Houston Astros represent last straw in cheating history of MLB
Sunrise, January 2008. I report to Diamondbacks Fantasy Camp in Tucson, soul soaring with poetry and romance. First participant in the building. Uniform hanging in my locker, surname stitched on the back. Like I’ve walked inside a dream. And you want to know real dedication?
Chip Hale, future manager of the D-backs, is buzzing about in semi-darkness, arriving shortly after 4 a.m. to make sure wannabe players feel like they’re really in the Show.
Two days later, and my quadriceps are screaming. Ankles numb from foul balls and bad bounces. Torn up from the invisible grind. Sore enough to shower in the hot tub. Near the end of my grand adventure, I hobbled to the lobby bar for liquid relief, where I was struck by an awful epiphany.
If I had a forbidden magic pill, would I take it to feel better?
To recover faster? To get up in the morning eager and ready to play two? To conquer this devilish sport?
Yes, yes and yes.
That’s when I knew that cheating and baseball was a complicated issue.
Playing professional baseball is harder than it looks.
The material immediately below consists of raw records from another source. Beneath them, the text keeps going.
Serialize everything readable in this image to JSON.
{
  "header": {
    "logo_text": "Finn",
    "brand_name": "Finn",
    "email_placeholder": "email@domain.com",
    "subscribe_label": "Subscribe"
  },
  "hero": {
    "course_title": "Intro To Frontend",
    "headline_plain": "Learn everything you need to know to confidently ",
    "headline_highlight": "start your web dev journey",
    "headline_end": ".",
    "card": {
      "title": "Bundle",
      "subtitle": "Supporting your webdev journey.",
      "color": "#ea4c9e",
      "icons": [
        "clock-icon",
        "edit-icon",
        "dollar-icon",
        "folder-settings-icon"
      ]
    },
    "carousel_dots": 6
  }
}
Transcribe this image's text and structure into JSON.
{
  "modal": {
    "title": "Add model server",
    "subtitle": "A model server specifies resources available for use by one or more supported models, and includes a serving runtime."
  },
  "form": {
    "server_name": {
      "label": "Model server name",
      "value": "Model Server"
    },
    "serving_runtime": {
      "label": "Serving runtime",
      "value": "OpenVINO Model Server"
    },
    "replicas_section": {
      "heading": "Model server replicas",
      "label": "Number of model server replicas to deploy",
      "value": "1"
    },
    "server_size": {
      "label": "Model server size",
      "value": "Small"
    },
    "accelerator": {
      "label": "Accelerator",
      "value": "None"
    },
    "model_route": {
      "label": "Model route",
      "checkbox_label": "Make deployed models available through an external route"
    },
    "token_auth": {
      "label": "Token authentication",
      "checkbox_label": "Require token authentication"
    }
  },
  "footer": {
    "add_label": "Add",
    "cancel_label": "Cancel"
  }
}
It’s a sport rooted in failure. It tests your will and your moral compass.
It’s a sport that has glorified cheating for too long, from Gaylord Perry’s greasy fingers to the pine tar on George Brett’s bat. A sport where the Hit King and the Home Run King are both dirty, from Pete Rose’s admission to using greenies in 1979 to Barry Bonds’ cartoonish, drug-fueled physique while stealing Hank Aaron’s throne.
The Astros are only the latest example. But they are the last straw.
They have shamed the game in a profound and disgusting way, appalling players and fans alike.
“Unfortunately, we’re in a game where I don’t think anybody wants to see cheating anymore,” D-backs pitcher Mike Leake said. “It’s just kind of gotten to that point.”
The Astros are different because they used advancements in technology to steal signs. To ruin careers. To defy the commissioner and terrify opposing managers who felt helpless in their web of deceit.
Seduced by their power to skew a game, the Astros began banging on trash cans, whistling for fastballs, possibly wearing electronic devices under their jerseys.
They were ultimately ruined by Jose Altuve’s pennant-clinching home run against Yankees’ star reliever Aroldis Chapman, the dirtiest act in baseball ever caught on videotape.
No one can prove it. But everyone knows what is happening in that home run celebration. It means the Astros skated in 2019 in exchange for what they admitted about 2017. And it’s time for the sport to regain some long-lost credibility.
“One thing I never did was cheat at the game of baseball,” former D-backs star Mark Grace said. “I never did any steroids. I never scuffed a baseball for my pitcher. They could scuff them on their own. My numbers are my numbers. They’re not steroid-ed. There’s not anything like this Houston Astros crap. And most of us from my era can sleep well at night knowing that.”
“I’m telling you guys, if I knew every pitch that was coming, I would’ve hit .450,” Grace said. “And Tony Gwynn would’ve hit .550.”
Imagine what that would’ve done to the record books.
Baseball can be rough sledding between the ears. Can you keep it together during a slump? Do you trust things will eventually get better? Do you turn to superstitions? Will you take shortcuts wherever possible? Will desperation lead to cheating?
Baseball is more than a grind. It makes the brain surrender. It leads low-character athletes into a murky arena, where ethics and sportsmanship are too easily compromised.
It’s time for the sport to look in the mirror, banning everything from foreign substances to iPods in the dugout. Baseball needs to rise again, with a bat and a ball and may the best competitor win. A place where cheaters no longer persist and they no longer prevail.